[Problem]: The answer must consist of each line below that holds the word "data", copied as it stands.
════════
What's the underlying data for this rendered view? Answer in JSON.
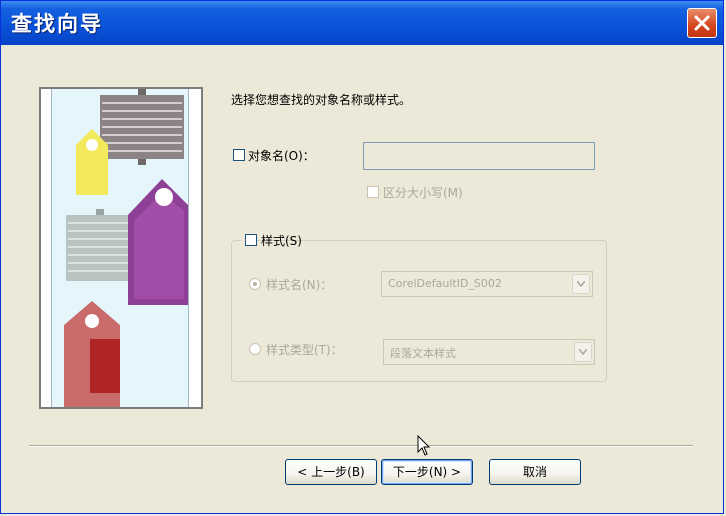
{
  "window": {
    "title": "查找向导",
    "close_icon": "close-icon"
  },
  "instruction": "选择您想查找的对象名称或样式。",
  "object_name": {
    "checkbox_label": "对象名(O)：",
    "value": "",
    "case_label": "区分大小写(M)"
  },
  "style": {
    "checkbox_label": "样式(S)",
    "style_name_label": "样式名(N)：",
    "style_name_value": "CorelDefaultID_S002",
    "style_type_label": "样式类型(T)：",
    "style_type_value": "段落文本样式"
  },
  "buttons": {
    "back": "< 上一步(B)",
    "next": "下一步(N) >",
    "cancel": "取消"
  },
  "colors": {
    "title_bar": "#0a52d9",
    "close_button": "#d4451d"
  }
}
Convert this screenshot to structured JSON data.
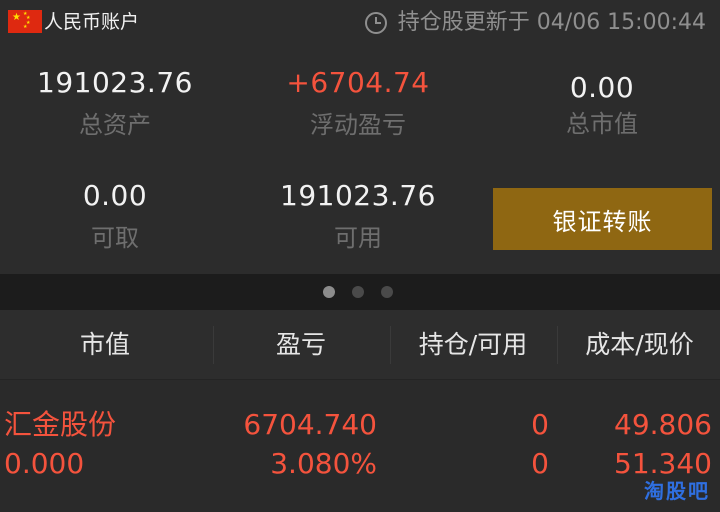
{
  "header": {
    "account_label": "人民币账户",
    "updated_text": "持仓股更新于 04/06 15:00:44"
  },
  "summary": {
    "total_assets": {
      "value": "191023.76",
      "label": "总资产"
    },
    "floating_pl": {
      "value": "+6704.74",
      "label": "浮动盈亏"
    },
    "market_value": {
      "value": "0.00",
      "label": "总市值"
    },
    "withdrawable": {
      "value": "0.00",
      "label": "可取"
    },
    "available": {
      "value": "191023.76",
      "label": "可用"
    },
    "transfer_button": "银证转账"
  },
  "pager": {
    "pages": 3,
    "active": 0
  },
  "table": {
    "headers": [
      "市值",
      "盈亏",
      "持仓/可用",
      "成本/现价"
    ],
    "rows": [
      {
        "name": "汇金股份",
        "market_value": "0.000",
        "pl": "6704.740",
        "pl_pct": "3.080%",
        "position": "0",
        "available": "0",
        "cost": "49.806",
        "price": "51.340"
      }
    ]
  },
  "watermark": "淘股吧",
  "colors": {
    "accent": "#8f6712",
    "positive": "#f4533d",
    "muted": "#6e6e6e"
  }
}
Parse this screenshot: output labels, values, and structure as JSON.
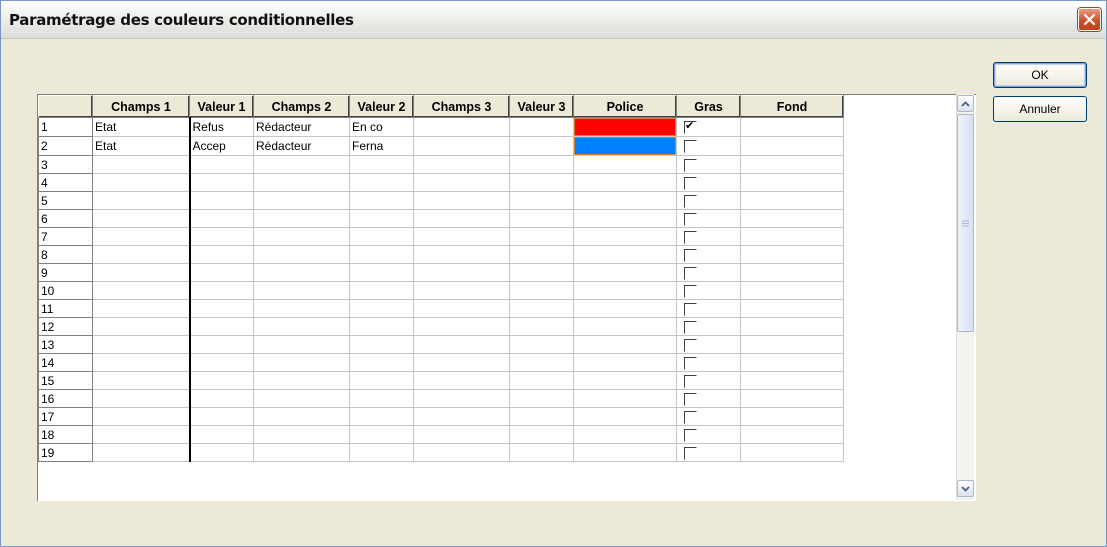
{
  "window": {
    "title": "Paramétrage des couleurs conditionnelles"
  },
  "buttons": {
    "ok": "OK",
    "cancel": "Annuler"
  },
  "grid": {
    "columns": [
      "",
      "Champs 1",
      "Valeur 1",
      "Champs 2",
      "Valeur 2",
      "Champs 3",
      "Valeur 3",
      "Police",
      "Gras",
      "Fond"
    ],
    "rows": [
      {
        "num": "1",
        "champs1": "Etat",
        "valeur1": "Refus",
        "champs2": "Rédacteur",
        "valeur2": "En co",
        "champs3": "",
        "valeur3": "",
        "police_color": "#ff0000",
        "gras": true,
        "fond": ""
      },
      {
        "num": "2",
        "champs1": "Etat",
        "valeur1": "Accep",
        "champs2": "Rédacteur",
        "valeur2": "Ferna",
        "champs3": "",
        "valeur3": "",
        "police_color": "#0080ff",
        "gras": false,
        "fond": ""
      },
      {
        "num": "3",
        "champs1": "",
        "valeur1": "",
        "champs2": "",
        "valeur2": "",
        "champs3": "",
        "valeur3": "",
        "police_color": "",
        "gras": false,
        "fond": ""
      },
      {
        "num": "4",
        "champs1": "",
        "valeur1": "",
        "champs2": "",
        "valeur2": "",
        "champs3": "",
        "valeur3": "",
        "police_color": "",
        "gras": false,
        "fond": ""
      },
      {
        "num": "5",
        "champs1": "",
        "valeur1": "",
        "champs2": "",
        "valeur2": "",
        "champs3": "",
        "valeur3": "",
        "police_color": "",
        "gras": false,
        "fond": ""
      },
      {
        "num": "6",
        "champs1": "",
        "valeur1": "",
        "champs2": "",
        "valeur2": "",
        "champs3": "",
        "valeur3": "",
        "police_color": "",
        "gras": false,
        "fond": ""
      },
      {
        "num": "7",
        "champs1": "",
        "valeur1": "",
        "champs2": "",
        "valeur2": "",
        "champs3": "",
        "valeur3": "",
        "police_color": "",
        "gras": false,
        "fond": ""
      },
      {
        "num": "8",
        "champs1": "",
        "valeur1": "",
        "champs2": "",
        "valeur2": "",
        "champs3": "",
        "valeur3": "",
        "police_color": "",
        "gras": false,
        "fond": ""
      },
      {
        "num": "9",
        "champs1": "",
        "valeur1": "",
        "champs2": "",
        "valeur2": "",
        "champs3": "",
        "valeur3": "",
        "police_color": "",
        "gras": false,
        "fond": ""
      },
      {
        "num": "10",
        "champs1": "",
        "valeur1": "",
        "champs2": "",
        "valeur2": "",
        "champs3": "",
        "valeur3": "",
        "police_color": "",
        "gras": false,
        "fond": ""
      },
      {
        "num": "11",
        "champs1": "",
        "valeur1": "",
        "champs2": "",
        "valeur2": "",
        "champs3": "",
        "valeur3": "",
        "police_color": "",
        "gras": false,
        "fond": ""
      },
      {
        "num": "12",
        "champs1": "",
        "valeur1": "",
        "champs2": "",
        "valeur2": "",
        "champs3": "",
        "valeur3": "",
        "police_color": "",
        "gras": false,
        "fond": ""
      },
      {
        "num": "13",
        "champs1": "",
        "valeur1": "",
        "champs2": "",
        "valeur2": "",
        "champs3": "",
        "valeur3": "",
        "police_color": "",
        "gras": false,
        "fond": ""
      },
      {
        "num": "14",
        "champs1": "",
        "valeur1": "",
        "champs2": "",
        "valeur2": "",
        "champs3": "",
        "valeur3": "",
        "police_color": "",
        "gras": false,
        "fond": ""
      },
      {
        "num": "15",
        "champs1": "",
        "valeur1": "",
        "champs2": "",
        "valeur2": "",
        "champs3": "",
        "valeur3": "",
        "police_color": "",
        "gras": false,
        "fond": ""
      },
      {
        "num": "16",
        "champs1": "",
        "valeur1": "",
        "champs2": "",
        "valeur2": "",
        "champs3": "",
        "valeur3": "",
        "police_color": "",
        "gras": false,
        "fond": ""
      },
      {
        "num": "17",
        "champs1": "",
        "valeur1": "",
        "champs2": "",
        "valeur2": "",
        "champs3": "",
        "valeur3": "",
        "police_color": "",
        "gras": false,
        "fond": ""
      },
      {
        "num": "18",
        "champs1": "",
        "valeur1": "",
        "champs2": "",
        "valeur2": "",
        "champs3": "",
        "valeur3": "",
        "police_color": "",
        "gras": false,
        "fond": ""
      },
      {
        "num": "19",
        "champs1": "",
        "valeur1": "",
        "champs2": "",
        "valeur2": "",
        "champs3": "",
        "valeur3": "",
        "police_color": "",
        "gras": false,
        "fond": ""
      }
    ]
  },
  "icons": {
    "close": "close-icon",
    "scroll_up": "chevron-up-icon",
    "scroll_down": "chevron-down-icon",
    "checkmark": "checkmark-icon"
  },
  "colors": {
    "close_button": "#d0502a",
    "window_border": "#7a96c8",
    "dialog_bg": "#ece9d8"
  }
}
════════
[Response area]:
What's the underlying data for this rendered view? Answer in JSON.
Convert this screenshot to structured JSON data.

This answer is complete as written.